(INSTRUCTIONS FOR THE TASK)
Search the data for "title" and copy every matching line.

** DATA SHOWN follows **

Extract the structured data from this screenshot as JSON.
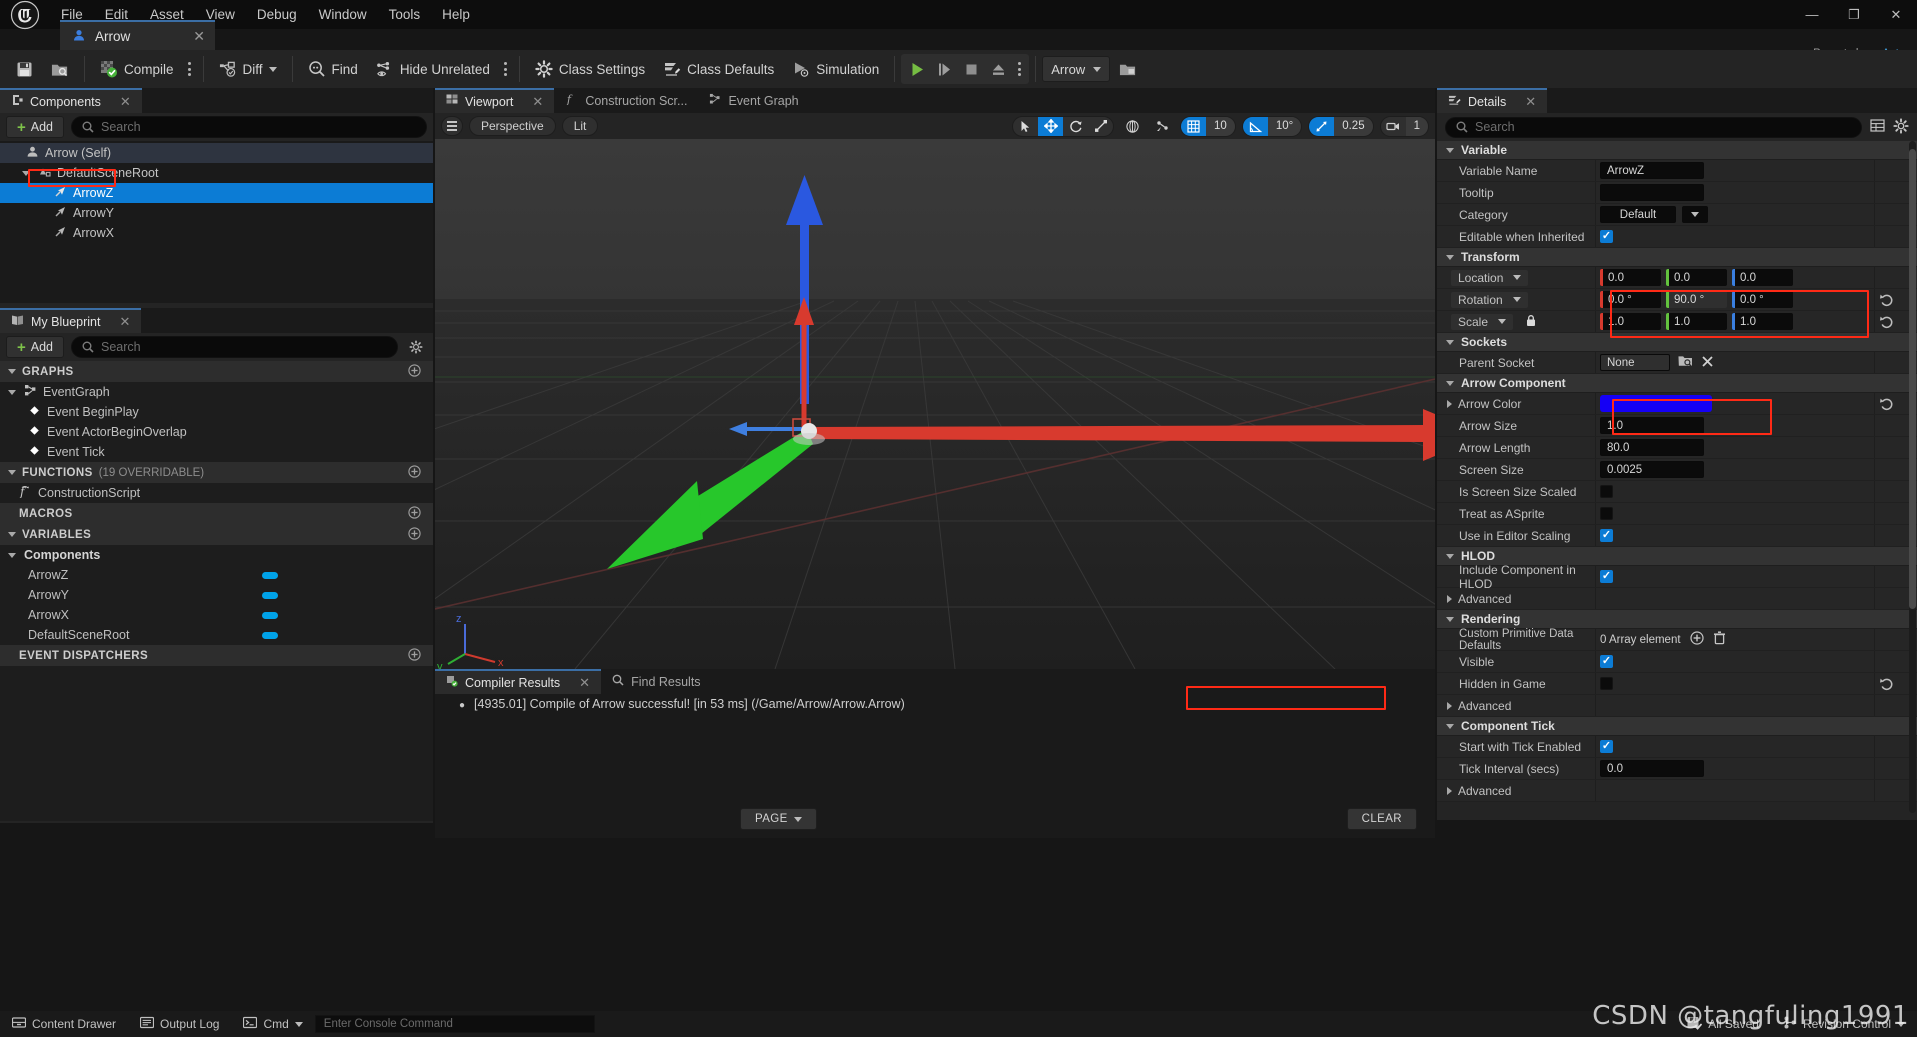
{
  "app": {
    "menu": [
      "File",
      "Edit",
      "Asset",
      "View",
      "Debug",
      "Window",
      "Tools",
      "Help"
    ],
    "document_tab": "Arrow",
    "parent_class_label": "Parent class:",
    "parent_class_value": "Actor",
    "window_buttons": {
      "minimize": "—",
      "maximize": "❐",
      "close": "✕"
    }
  },
  "toolbar": {
    "save_icon": "save-icon",
    "browse_icon": "browse-to-asset-icon",
    "compile": "Compile",
    "diff": "Diff",
    "find": "Find",
    "hide_unrelated": "Hide Unrelated",
    "class_settings": "Class Settings",
    "class_defaults": "Class Defaults",
    "simulation": "Simulation",
    "play": "play-icon",
    "step": "step-icon",
    "stop": "stop-icon",
    "eject": "eject-icon",
    "play_options": "play-options-icon",
    "play_mode": "Arrow",
    "platforms_icon": "platforms-icon"
  },
  "components_panel": {
    "tab_label": "Components",
    "tab_close": "✕",
    "add_label": "Add",
    "search_placeholder": "Search",
    "tree": [
      {
        "label": "Arrow (Self)",
        "depth": 0,
        "icon": "actor-icon",
        "state": "root",
        "expander": "none"
      },
      {
        "label": "DefaultSceneRoot",
        "depth": 1,
        "icon": "scene-root-icon",
        "state": "normal",
        "expander": "down"
      },
      {
        "label": "ArrowZ",
        "depth": 2,
        "icon": "arrow-component-icon",
        "state": "selected",
        "expander": "none"
      },
      {
        "label": "ArrowY",
        "depth": 2,
        "icon": "arrow-component-icon",
        "state": "normal",
        "expander": "none"
      },
      {
        "label": "ArrowX",
        "depth": 2,
        "icon": "arrow-component-icon",
        "state": "normal",
        "expander": "none"
      }
    ]
  },
  "myblueprint_panel": {
    "tab_label": "My Blueprint",
    "tab_close": "✕",
    "add_label": "Add",
    "search_placeholder": "Search",
    "settings_icon": "gear-icon",
    "sections": [
      {
        "title": "GRAPHS",
        "sub": "",
        "expander": "down",
        "plus": true,
        "items": [
          {
            "label": "EventGraph",
            "depth": 0,
            "icon": "graph-icon",
            "expander": "down"
          },
          {
            "label": "Event BeginPlay",
            "depth": 1,
            "icon": "event-node-icon",
            "expander": "none"
          },
          {
            "label": "Event ActorBeginOverlap",
            "depth": 1,
            "icon": "event-node-icon",
            "expander": "none"
          },
          {
            "label": "Event Tick",
            "depth": 1,
            "icon": "event-node-icon",
            "expander": "none"
          }
        ]
      },
      {
        "title": "FUNCTIONS",
        "sub": "(19 OVERRIDABLE)",
        "expander": "down",
        "plus": true,
        "items": [
          {
            "label": "ConstructionScript",
            "depth": 0,
            "icon": "function-icon",
            "expander": "none"
          }
        ]
      },
      {
        "title": "MACROS",
        "sub": "",
        "expander": "none",
        "plus": true,
        "items": []
      },
      {
        "title": "VARIABLES",
        "sub": "",
        "expander": "down",
        "plus": true,
        "items": [
          {
            "label": "Components",
            "depth": 0,
            "icon": "",
            "expander": "down"
          },
          {
            "label": "ArrowZ",
            "depth": 1,
            "icon": "",
            "expander": "none",
            "pill": true
          },
          {
            "label": "ArrowY",
            "depth": 1,
            "icon": "",
            "expander": "none",
            "pill": true
          },
          {
            "label": "ArrowX",
            "depth": 1,
            "icon": "",
            "expander": "none",
            "pill": true
          },
          {
            "label": "DefaultSceneRoot",
            "depth": 1,
            "icon": "",
            "expander": "none",
            "pill": true
          }
        ]
      },
      {
        "title": "EVENT DISPATCHERS",
        "sub": "",
        "expander": "none",
        "plus": true,
        "items": []
      }
    ]
  },
  "viewport_panel": {
    "tabs": [
      {
        "label": "Viewport",
        "icon": "viewport-icon",
        "active": true,
        "close": "✕"
      },
      {
        "label": "Construction Scr...",
        "icon": "function-icon",
        "active": false
      },
      {
        "label": "Event Graph",
        "icon": "graph-icon",
        "active": false
      }
    ],
    "view_menu_icon": "hamburger-icon",
    "camera_mode": "Perspective",
    "view_mode": "Lit",
    "transform_tools": [
      "select-icon",
      "move-icon",
      "rotate-icon",
      "scale-icon"
    ],
    "active_transform_tool": 1,
    "coord_system_icon": "world-coord-icon",
    "surface_snap_icon": "surface-snap-icon",
    "grid_snap": {
      "icon": "grid-snap-icon",
      "value": "10",
      "on": true
    },
    "angle_snap": {
      "icon": "angle-snap-icon",
      "value": "10°",
      "on": true
    },
    "scale_snap": {
      "icon": "scale-snap-icon",
      "value": "0.25",
      "on": true
    },
    "camera_speed": {
      "icon": "camera-icon",
      "value": "1",
      "on": false
    },
    "axis_labels": {
      "x": "x",
      "y": "y",
      "z": "z"
    }
  },
  "compiler_panel": {
    "tabs": [
      {
        "label": "Compiler Results",
        "icon": "compiler-results-icon",
        "active": true,
        "close": "✕"
      },
      {
        "label": "Find Results",
        "icon": "search-icon",
        "active": false
      }
    ],
    "message_bullet": "●",
    "message": "[4935.01] Compile of Arrow successful! [in 53 ms] (/Game/Arrow/Arrow.Arrow)",
    "page_button": "PAGE",
    "clear_button": "CLEAR"
  },
  "details_panel": {
    "tab_label": "Details",
    "tab_close": "✕",
    "search_placeholder": "Search",
    "column_icon": "columns-icon",
    "settings_icon": "gear-icon",
    "categories": [
      {
        "name": "Variable",
        "rows": [
          {
            "label": "Variable Name",
            "type": "text",
            "value": "ArrowZ"
          },
          {
            "label": "Tooltip",
            "type": "text",
            "value": ""
          },
          {
            "label": "Category",
            "type": "combo",
            "value": "Default"
          },
          {
            "label": "Editable when Inherited",
            "type": "checkbox",
            "checked": true
          }
        ]
      },
      {
        "name": "Transform",
        "rows": [
          {
            "label": "Location",
            "type": "vector",
            "dropdown": true,
            "values": [
              "0.0",
              "0.0",
              "0.0"
            ]
          },
          {
            "label": "Rotation",
            "type": "vector",
            "dropdown": true,
            "values": [
              "0.0 °",
              "90.0 °",
              "0.0 °"
            ],
            "revert": true
          },
          {
            "label": "Scale",
            "type": "vector",
            "dropdown": true,
            "lock": true,
            "values": [
              "1.0",
              "1.0",
              "1.0"
            ],
            "revert": true
          }
        ]
      },
      {
        "name": "Sockets",
        "rows": [
          {
            "label": "Parent Socket",
            "type": "socket",
            "value": "None"
          }
        ]
      },
      {
        "name": "Arrow Component",
        "rows": [
          {
            "label": "Arrow Color",
            "type": "color",
            "expander": true,
            "color": "#1500f5",
            "revert": true
          },
          {
            "label": "Arrow Size",
            "type": "text",
            "value": "1.0"
          },
          {
            "label": "Arrow Length",
            "type": "text",
            "value": "80.0"
          },
          {
            "label": "Screen Size",
            "type": "text",
            "value": "0.0025"
          },
          {
            "label": "Is Screen Size Scaled",
            "type": "checkbox",
            "checked": false
          },
          {
            "label": "Treat as ASprite",
            "type": "checkbox",
            "checked": false
          },
          {
            "label": "Use in Editor Scaling",
            "type": "checkbox",
            "checked": true
          }
        ]
      },
      {
        "name": "HLOD",
        "rows": [
          {
            "label": "Include Component in HLOD",
            "type": "checkbox",
            "checked": true
          },
          {
            "label": "Advanced",
            "type": "advanced"
          }
        ]
      },
      {
        "name": "Rendering",
        "rows": [
          {
            "label": "Custom Primitive Data Defaults",
            "type": "array",
            "value": "0 Array element"
          },
          {
            "label": "Visible",
            "type": "checkbox",
            "checked": true
          },
          {
            "label": "Hidden in Game",
            "type": "checkbox",
            "checked": false,
            "revert": true
          },
          {
            "label": "Advanced",
            "type": "advanced"
          }
        ]
      },
      {
        "name": "Component Tick",
        "rows": [
          {
            "label": "Start with Tick Enabled",
            "type": "checkbox",
            "checked": true
          },
          {
            "label": "Tick Interval (secs)",
            "type": "text",
            "value": "0.0"
          },
          {
            "label": "Advanced",
            "type": "advanced"
          }
        ]
      }
    ]
  },
  "statusbar": {
    "content_drawer": "Content Drawer",
    "output_log": "Output Log",
    "cmd_label": "Cmd",
    "console_placeholder": "Enter Console Command",
    "all_saved": "All Saved",
    "revision_control": "Revision Control"
  },
  "watermark": "CSDN @tangfuling1991",
  "colors": {
    "accent_blue": "#0c7cd5",
    "selection_blue": "#0c7cd5",
    "highlight_red": "#ff2a16",
    "arrow_blue": "#1500f5",
    "axis_x": "#d83a2e",
    "axis_y": "#35c23a",
    "axis_z": "#2a58e0",
    "green_play": "#7ec24a"
  }
}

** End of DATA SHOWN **

(RESPONSE TO THE TASK)
        "title": "GRAPHS",
        "title": "FUNCTIONS",
        "title": "MACROS",
        "title": "VARIABLES",
        "title": "EVENT DISPATCHERS",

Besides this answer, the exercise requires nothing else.